- In order to obtain financing to develop a mine site, it is common practice for mining companies to lock in the selling price of future production (to guarantee profitable operations) by hedging. When hedged, the price the mines receive for that quantity of metals is fixed. So, rising prices would not add to profitability. On the other side, falling prices would not hurt operating profits either.
- Over 10 years ago, I toured the Bunker Hill Mine in Idaho. At one time it was a major producer of lead, with zinc and silver output being by-products. It was mothballed about 1982. A new owner was rehabilitating the mine because the prices of lead and zinc had gone up almost 10 times, potentially making the mine economic again. Near the entrance to the mine was a vein of mostly lead and zinc, but also a little bit of silver. The new owner explained that when the mine closed, the marginal yield from that vein was about $20 per ton, well below the marginal costs to extract the ore. Therefore, that vein had never been mined. But, when I toured the mine, the metals in the vein would yield about $70 per ton of ore versus marginal mining costs of $40. Thus, a mine that was uneconomic at one time later became potentially profitable.
- I have a brother-in-law who works for the Red Dog Mine north of the Arctic Circle in Alaska. This is one of the world’s largest zinc mines. It is also a significant source of lead and silver. Despite being a by-product of a zinc operation, this is the second-largest silver-producing mine in the United States. This is an example where those looking to invest in precious metals by owing mining stock may also need to consider the impact of non-precious metals as well.
- When ores are processed at mine sites, the technology does not extract all of the valuable metals. As technology has advanced over the years, it sometimes has become economically practical to reprocess the mine tailings, the ore waste product of past mining operations, in order to extract additional valuable metals.
- The world’s largest silver producing mine comes as a by-product of a copper mine in Poland.
Understand that these are random observations and not an attempt to present an all-around discussion of the merits and pitfalls of owning precious metals mining company stocks. If you are considering owning shares of such companies, you need to do far more diligent research to make the best decisions for yourself.
In many ways, owning precious metals mining stocks is riskier than having physical precious metals. The share prices can rise or fall for reasons other than the price of the underlying metals.
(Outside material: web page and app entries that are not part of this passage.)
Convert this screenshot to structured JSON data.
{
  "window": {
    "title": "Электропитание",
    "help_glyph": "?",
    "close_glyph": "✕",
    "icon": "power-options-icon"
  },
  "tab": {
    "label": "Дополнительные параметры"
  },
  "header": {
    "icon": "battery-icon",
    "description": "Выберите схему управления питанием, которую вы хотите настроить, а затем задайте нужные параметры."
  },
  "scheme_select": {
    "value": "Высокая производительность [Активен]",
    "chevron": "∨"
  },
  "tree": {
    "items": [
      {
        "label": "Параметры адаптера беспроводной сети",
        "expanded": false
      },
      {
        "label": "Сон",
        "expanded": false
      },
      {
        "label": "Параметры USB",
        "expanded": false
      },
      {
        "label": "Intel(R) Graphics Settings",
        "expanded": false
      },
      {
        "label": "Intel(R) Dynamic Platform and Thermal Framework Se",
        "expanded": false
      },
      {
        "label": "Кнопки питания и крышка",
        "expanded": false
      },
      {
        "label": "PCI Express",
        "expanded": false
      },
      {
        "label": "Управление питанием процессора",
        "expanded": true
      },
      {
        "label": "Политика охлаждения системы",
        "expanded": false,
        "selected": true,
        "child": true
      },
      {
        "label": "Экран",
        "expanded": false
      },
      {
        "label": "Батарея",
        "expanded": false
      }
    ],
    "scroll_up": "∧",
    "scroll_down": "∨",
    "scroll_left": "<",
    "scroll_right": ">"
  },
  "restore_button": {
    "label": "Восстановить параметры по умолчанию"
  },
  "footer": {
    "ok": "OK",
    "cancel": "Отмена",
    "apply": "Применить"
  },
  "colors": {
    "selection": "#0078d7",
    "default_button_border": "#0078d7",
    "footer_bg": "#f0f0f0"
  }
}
The long-term results may outperform changes in precious metals prices or could fall far short.
Patrick A. Heller was honored as a 2019 FUN Numismatic Ambassador. He is also the recipient of the American Numismatic Association 2018 Glenn Smedley Memorial Service Award, 2017 Exemplary Service Award 2012 Harry Forman National Dealer of the Year Award, and 2008 Presidential Award winner. Over the years, he has also been honored by the Numismatic Literary Guild (including twice in 2019), Professional Numismatists Guild, Industry Council for Tangible Assets, and the Michigan State Numismatic Society. He is the communications officer of Liberty Coin Service in Lansing, Michigan and writes Liberty’s Outlook, a monthly newsletter on rare coins and precious metals subjects. Past newsletter issues can be viewed at http://www.libertycoinservice.com. Some of his radio commentaries titled “Things You ‘Know’ That Just Aren’t So, And Important News You Need To Know” can be heard at 8:45 AM Wednesday and Friday mornings on 1320-AM WILS in Lansing (which streams live and become part of the audio and text archives posted at http://www.1320wils.com).